**EXERCISE INSTRUCTIONS**
Give back the whole listing exactly, line by line.

**LISTED RECORDS**
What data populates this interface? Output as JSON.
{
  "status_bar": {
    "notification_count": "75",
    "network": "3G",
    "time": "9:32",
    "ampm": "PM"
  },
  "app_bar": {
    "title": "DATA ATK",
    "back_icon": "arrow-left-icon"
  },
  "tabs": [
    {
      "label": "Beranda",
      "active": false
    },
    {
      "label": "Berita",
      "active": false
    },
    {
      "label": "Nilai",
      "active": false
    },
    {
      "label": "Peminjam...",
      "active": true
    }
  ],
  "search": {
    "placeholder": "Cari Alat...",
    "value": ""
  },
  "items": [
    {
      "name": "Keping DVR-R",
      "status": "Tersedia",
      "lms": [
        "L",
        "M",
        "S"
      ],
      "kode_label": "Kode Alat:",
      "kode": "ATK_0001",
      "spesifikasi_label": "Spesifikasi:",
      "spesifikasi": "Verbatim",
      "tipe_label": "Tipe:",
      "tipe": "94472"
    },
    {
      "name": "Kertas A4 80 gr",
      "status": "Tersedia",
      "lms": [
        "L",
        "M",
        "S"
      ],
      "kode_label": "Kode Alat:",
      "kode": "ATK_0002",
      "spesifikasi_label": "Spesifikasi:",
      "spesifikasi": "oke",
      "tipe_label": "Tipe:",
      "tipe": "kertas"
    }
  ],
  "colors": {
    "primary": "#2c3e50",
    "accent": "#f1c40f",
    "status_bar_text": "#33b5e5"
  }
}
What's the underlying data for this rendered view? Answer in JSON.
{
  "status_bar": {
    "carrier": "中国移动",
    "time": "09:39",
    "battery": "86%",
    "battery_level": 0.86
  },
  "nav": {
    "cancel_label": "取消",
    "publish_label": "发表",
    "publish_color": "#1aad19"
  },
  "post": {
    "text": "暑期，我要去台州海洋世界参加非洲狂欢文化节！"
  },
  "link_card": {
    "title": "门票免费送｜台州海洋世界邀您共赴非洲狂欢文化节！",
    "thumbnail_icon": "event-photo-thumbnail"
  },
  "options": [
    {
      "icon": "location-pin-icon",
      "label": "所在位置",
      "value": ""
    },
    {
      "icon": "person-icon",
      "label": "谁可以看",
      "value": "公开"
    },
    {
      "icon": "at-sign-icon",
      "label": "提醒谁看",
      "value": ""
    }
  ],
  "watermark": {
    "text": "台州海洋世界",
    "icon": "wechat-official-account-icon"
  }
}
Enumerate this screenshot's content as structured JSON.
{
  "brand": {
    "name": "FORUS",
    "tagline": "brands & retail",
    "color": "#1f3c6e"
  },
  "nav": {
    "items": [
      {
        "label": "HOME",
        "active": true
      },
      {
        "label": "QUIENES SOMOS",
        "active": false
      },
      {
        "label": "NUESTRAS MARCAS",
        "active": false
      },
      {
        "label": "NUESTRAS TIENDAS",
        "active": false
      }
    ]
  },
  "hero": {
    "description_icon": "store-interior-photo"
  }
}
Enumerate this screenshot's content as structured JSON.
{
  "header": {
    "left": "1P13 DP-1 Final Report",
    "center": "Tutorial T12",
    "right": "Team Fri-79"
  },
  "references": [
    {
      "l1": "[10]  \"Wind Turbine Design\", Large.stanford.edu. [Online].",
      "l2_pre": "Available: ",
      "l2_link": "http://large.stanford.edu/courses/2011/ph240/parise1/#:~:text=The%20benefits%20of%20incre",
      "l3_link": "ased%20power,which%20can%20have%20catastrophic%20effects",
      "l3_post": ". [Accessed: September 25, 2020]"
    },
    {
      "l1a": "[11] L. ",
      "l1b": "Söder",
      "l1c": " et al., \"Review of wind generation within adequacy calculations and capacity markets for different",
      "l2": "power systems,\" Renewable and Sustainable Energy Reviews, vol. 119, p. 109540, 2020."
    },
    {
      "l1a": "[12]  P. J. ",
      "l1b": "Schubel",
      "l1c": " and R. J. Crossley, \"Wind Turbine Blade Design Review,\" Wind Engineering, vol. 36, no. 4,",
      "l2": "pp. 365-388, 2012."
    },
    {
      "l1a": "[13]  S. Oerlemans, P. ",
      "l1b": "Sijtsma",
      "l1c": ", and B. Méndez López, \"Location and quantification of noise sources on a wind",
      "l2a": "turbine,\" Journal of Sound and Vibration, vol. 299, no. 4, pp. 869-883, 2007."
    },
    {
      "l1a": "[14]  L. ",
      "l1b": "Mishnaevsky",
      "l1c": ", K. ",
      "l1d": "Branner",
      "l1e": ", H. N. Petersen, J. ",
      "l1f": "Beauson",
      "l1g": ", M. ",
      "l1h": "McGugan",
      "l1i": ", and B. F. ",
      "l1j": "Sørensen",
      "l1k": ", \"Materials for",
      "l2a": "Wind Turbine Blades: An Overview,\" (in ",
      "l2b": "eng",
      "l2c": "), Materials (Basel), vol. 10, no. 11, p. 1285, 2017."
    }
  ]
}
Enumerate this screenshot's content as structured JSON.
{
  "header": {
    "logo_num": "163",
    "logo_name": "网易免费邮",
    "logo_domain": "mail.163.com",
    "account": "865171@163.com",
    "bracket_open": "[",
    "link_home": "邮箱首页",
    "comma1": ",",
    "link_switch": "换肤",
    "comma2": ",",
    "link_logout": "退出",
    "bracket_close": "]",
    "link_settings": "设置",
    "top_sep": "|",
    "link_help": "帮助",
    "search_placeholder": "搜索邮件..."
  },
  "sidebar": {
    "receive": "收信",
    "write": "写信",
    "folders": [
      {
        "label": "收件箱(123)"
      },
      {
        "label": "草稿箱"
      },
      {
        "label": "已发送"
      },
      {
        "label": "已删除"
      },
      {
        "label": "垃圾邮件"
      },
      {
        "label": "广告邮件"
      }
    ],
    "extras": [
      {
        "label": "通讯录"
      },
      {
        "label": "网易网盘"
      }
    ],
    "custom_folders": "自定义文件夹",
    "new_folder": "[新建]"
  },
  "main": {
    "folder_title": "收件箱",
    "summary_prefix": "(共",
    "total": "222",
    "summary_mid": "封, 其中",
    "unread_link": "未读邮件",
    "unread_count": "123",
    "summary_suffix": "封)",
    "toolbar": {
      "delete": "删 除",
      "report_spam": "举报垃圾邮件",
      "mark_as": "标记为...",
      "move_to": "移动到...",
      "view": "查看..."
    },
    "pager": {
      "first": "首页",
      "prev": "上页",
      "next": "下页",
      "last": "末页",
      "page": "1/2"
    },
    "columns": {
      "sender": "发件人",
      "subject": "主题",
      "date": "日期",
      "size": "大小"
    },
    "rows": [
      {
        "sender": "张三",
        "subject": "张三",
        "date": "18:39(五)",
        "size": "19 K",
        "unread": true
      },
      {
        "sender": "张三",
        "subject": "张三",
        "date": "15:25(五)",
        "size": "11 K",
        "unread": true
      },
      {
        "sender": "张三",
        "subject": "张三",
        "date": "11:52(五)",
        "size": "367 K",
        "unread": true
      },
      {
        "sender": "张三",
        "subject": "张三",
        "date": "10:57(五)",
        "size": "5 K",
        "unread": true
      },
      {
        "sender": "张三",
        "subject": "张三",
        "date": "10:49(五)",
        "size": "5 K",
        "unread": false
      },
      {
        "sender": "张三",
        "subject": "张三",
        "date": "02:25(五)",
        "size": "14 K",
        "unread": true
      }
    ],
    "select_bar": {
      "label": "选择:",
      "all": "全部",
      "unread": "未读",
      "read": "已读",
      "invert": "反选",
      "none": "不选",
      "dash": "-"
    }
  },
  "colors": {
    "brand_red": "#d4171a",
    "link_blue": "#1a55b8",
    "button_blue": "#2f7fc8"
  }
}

**ANSWER TO THE EXERCISE**
What data populates this interface? Output as JSON.
{
  "status_bar": {
    "notification_count": "75",
    "network": "3G",
    "time": "9:32",
    "ampm": "PM"
  },
  "app_bar": {
    "title": "DATA ATK",
    "back_icon": "arrow-left-icon"
  },
  "tabs": [
    {
      "label": "Beranda",
      "active": false
    },
    {
      "label": "Berita",
      "active": false
    },
    {
      "label": "Nilai",
      "active": false
    },
    {
      "label": "Peminjam...",
      "active": true
    }
  ],
  "search": {
    "placeholder": "Cari Alat...",
    "value": ""
  },
  "items": [
    {
      "name": "Keping DVR-R",
      "status": "Tersedia",
      "lms": [
        "L",
        "M",
        "S"
      ],
      "kode_label": "Kode Alat:",
      "kode": "ATK_0001",
      "spesifikasi_label": "Spesifikasi:",
      "spesifikasi": "Verbatim",
      "tipe_label": "Tipe:",
      "tipe": "94472"
    },
    {
      "name": "Kertas A4 80 gr",
      "status": "Tersedia",
      "lms": [
        "L",
        "M",
        "S"
      ],
      "kode_label": "Kode Alat:",
      "kode": "ATK_0002",
      "spesifikasi_label": "Spesifikasi:",
      "spesifikasi": "oke",
      "tipe_label": "Tipe:",
      "tipe": "kertas"
    }
  ],
  "colors": {
    "primary": "#2c3e50",
    "accent": "#f1c40f",
    "status_bar_text": "#33b5e5"
  }
}
What's the underlying data for this rendered view? Answer in JSON.
{
  "status_bar": {
    "carrier": "中国移动",
    "time": "09:39",
    "battery": "86%",
    "battery_level": 0.86
  },
  "nav": {
    "cancel_label": "取消",
    "publish_label": "发表",
    "publish_color": "#1aad19"
  },
  "post": {
    "text": "暑期，我要去台州海洋世界参加非洲狂欢文化节！"
  },
  "link_card": {
    "title": "门票免费送｜台州海洋世界邀您共赴非洲狂欢文化节！",
    "thumbnail_icon": "event-photo-thumbnail"
  },
  "options": [
    {
      "icon": "location-pin-icon",
      "label": "所在位置",
      "value": ""
    },
    {
      "icon": "person-icon",
      "label": "谁可以看",
      "value": "公开"
    },
    {
      "icon": "at-sign-icon",
      "label": "提醒谁看",
      "value": ""
    }
  ],
  "watermark": {
    "text": "台州海洋世界",
    "icon": "wechat-official-account-icon"
  }
}
Enumerate this screenshot's content as structured JSON.
{
  "brand": {
    "name": "FORUS",
    "tagline": "brands & retail",
    "color": "#1f3c6e"
  },
  "nav": {
    "items": [
      {
        "label": "HOME",
        "active": true
      },
      {
        "label": "QUIENES SOMOS",
        "active": false
      },
      {
        "label": "NUESTRAS MARCAS",
        "active": false
      },
      {
        "label": "NUESTRAS TIENDAS",
        "active": false
      }
    ]
  },
  "hero": {
    "description_icon": "store-interior-photo"
  }
}
Enumerate this screenshot's content as structured JSON.
{
  "header": {
    "left": "1P13 DP-1 Final Report",
    "center": "Tutorial T12",
    "right": "Team Fri-79"
  },
  "references": [
    {
      "l1": "[10]  \"Wind Turbine Design\", Large.stanford.edu. [Online].",
      "l2_pre": "Available: ",
      "l2_link": "http://large.stanford.edu/courses/2011/ph240/parise1/#:~:text=The%20benefits%20of%20incre",
      "l3_link": "ased%20power,which%20can%20have%20catastrophic%20effects",
      "l3_post": ". [Accessed: September 25, 2020]"
    },
    {
      "l1a": "[11] L. ",
      "l1b": "Söder",
      "l1c": " et al., \"Review of wind generation within adequacy calculations and capacity markets for different",
      "l2": "power systems,\" Renewable and Sustainable Energy Reviews, vol. 119, p. 109540, 2020."
    },
    {
      "l1a": "[12]  P. J. ",
      "l1b": "Schubel",
      "l1c": " and R. J. Crossley, \"Wind Turbine Blade Design Review,\" Wind Engineering, vol. 36, no. 4,",
      "l2": "pp. 365-388, 2012."
    },
    {
      "l1a": "[13]  S. Oerlemans, P. ",
      "l1b": "Sijtsma",
      "l1c": ", and B. Méndez López, \"Location and quantification of noise sources on a wind",
      "l2a": "turbine,\" Journal of Sound and Vibration, vol. 299, no. 4, pp. 869-883, 2007."
    },
    {
      "l1a": "[14]  L. ",
      "l1b": "Mishnaevsky",
      "l1c": ", K. ",
      "l1d": "Branner",
      "l1e": ", H. N. Petersen, J. ",
      "l1f": "Beauson",
      "l1g": ", M. ",
      "l1h": "McGugan",
      "l1i": ", and B. F. ",
      "l1j": "Sørensen",
      "l1k": ", \"Materials for",
      "l2a": "Wind Turbine Blades: An Overview,\" (in ",
      "l2b": "eng",
      "l2c": "), Materials (Basel), vol. 10, no. 11, p. 1285, 2017."
    }
  ]
}
Enumerate this screenshot's content as structured JSON.
{
  "header": {
    "logo_num": "163",
    "logo_name": "网易免费邮",
    "logo_domain": "mail.163.com",
    "account": "865171@163.com",
    "bracket_open": "[",
    "link_home": "邮箱首页",
    "comma1": ",",
    "link_switch": "换肤",
    "comma2": ",",
    "link_logout": "退出",
    "bracket_close": "]",
    "link_settings": "设置",
    "top_sep": "|",
    "link_help": "帮助",
    "search_placeholder": "搜索邮件..."
  },
  "sidebar": {
    "receive": "收信",
    "write": "写信",
    "folders": [
      {
        "label": "收件箱(123)"
      },
      {
        "label": "草稿箱"
      },
      {
        "label": "已发送"
      },
      {
        "label": "已删除"
      },
      {
        "label": "垃圾邮件"
      },
      {
        "label": "广告邮件"
      }
    ],
    "extras": [
      {
        "label": "通讯录"
      },
      {
        "label": "网易网盘"
      }
    ],
    "custom_folders": "自定义文件夹",
    "new_folder": "[新建]"
  },
  "main": {
    "folder_title": "收件箱",
    "summary_prefix": "(共",
    "total": "222",
    "summary_mid": "封, 其中",
    "unread_link": "未读邮件",
    "unread_count": "123",
    "summary_suffix": "封)",
    "toolbar": {
      "delete": "删 除",
      "report_spam": "举报垃圾邮件",
      "mark_as": "标记为...",
      "move_to": "移动到...",
      "view": "查看..."
    },
    "pager": {
      "first": "首页",
      "prev": "上页",
      "next": "下页",
      "last": "末页",
      "page": "1/2"
    },
    "columns": {
      "sender": "发件人",
      "subject": "主题",
      "date": "日期",
      "size": "大小"
    },
    "rows": [
      {
        "sender": "张三",
        "subject": "张三",
        "date": "18:39(五)",
        "size": "19 K",
        "unread": true
      },
      {
        "sender": "张三",
        "subject": "张三",
        "date": "15:25(五)",
        "size": "11 K",
        "unread": true
      },
      {
        "sender": "张三",
        "subject": "张三",
        "date": "11:52(五)",
        "size": "367 K",
        "unread": true
      },
      {
        "sender": "张三",
        "subject": "张三",
        "date": "10:57(五)",
        "size": "5 K",
        "unread": true
      },
      {
        "sender": "张三",
        "subject": "张三",
        "date": "10:49(五)",
        "size": "5 K",
        "unread": false
      },
      {
        "sender": "张三",
        "subject": "张三",
        "date": "02:25(五)",
        "size": "14 K",
        "unread": true
      }
    ],
    "select_bar": {
      "label": "选择:",
      "all": "全部",
      "unread": "未读",
      "read": "已读",
      "invert": "反选",
      "none": "不选",
      "dash": "-"
    }
  },
  "colors": {
    "brand_red": "#d4171a",
    "link_blue": "#1a55b8",
    "button_blue": "#2f7fc8"
  }
}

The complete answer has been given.